Sun has upgraded MySQL Enterprise, its subscription-based service for the open-source MySQL database, adding access to a query analysis tool for tracking and fixing problematic code and performance issues.
The tool allows users to perform real-time analysis of "all queries across all servers," as well as search and sort them according to metrics such as content, date/time, and query type, according to Sun.
[ InfoWorld's bloggers take a hard look at recent developments with Sun in "Should Apple aquire Sun Microsystems?" and "Sun shines dimly in Big Blue's shadow" | Track the latest trends in open source with InfoWorld's Open Sources blog. ]
MySQL users can already investigate poor query performance through the database's "slow query" log, but the new tool makes the process much more efficient, said Rob Young, senior product manager for MySQL Enterprise.
One analyst said the tool is a welcome addition to the service, but not groundbreaking.
"MySQL Query Analyzer is just one of many ways in which MySQL is playing catch-up with more mature DBMS products," said Curt Monash, founder of Monash Research, via e-mail. "It should be helpful to smaller enterprises that do their reporting on MySQL."

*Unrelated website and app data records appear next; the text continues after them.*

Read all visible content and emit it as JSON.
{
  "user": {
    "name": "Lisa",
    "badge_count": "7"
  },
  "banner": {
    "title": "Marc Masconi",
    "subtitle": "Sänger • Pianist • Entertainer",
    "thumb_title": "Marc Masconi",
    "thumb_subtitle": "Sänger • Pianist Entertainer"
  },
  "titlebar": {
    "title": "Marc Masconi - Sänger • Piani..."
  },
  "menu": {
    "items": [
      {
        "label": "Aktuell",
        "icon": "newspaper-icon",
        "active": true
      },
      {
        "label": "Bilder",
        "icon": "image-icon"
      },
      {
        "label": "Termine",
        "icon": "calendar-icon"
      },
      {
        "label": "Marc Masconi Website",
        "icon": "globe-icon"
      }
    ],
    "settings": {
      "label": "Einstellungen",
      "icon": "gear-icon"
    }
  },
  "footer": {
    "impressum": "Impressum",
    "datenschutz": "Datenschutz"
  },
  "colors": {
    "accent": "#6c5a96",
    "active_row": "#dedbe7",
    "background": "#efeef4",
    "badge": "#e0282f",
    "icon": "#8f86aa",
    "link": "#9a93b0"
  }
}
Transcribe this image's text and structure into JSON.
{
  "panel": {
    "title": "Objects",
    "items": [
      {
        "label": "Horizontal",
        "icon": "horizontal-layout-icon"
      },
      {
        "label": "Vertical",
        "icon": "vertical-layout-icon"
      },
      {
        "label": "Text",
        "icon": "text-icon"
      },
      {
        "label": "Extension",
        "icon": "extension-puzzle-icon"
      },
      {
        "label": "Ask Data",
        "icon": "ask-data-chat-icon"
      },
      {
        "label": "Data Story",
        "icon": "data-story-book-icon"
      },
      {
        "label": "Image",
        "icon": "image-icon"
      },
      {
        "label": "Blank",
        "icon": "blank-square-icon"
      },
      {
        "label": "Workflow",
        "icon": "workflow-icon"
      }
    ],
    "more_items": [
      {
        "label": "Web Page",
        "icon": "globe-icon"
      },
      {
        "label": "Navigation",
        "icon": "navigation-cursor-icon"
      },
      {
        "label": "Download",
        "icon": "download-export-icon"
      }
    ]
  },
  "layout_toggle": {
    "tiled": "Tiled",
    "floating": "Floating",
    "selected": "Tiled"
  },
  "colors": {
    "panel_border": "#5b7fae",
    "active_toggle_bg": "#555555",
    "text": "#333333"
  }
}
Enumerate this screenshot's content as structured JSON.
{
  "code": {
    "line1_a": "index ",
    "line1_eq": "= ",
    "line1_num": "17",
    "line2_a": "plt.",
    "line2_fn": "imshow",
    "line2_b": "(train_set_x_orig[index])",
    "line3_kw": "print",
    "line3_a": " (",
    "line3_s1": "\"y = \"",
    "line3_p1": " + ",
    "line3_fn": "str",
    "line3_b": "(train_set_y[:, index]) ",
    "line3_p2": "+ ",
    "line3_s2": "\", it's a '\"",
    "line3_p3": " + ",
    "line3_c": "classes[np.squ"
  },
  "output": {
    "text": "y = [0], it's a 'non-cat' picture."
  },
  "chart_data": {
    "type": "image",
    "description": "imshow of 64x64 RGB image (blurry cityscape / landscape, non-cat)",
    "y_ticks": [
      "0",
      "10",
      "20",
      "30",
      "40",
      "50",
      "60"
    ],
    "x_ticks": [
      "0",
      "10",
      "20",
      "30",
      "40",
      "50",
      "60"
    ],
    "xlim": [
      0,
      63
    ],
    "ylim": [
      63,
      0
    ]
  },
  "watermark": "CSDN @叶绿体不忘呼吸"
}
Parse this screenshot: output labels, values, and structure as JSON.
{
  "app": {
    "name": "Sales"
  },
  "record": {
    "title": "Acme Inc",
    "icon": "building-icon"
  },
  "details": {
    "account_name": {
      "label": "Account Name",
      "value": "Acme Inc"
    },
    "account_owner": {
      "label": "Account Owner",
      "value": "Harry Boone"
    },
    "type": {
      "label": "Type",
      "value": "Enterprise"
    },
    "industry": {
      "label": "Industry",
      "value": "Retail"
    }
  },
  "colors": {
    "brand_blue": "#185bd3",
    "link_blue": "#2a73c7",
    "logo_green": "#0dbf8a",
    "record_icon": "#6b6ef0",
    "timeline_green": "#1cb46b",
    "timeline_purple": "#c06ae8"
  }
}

The tool has been integrated with MySQL Enterprise Monitor, which helps database administrators track the health of their servers.
Subscribers to the MySQL Enterprise service get monthly software updates, service packs each quarter and "emergency hot fix builds," as well as 24-7 support.
The updated service is scheduled to be available within a month. Pricing ranges from $599 to $4,999 per server per year, or as an "unlimited site-wide agreement" that starts at $40,000 per year. Sun is also offering free 30-day trial subscriptions.
The company, which announced it was laying off up to 6,000 employees last week, is banking increasingly on software assets like MySQL as its high-end server business continues to struggle.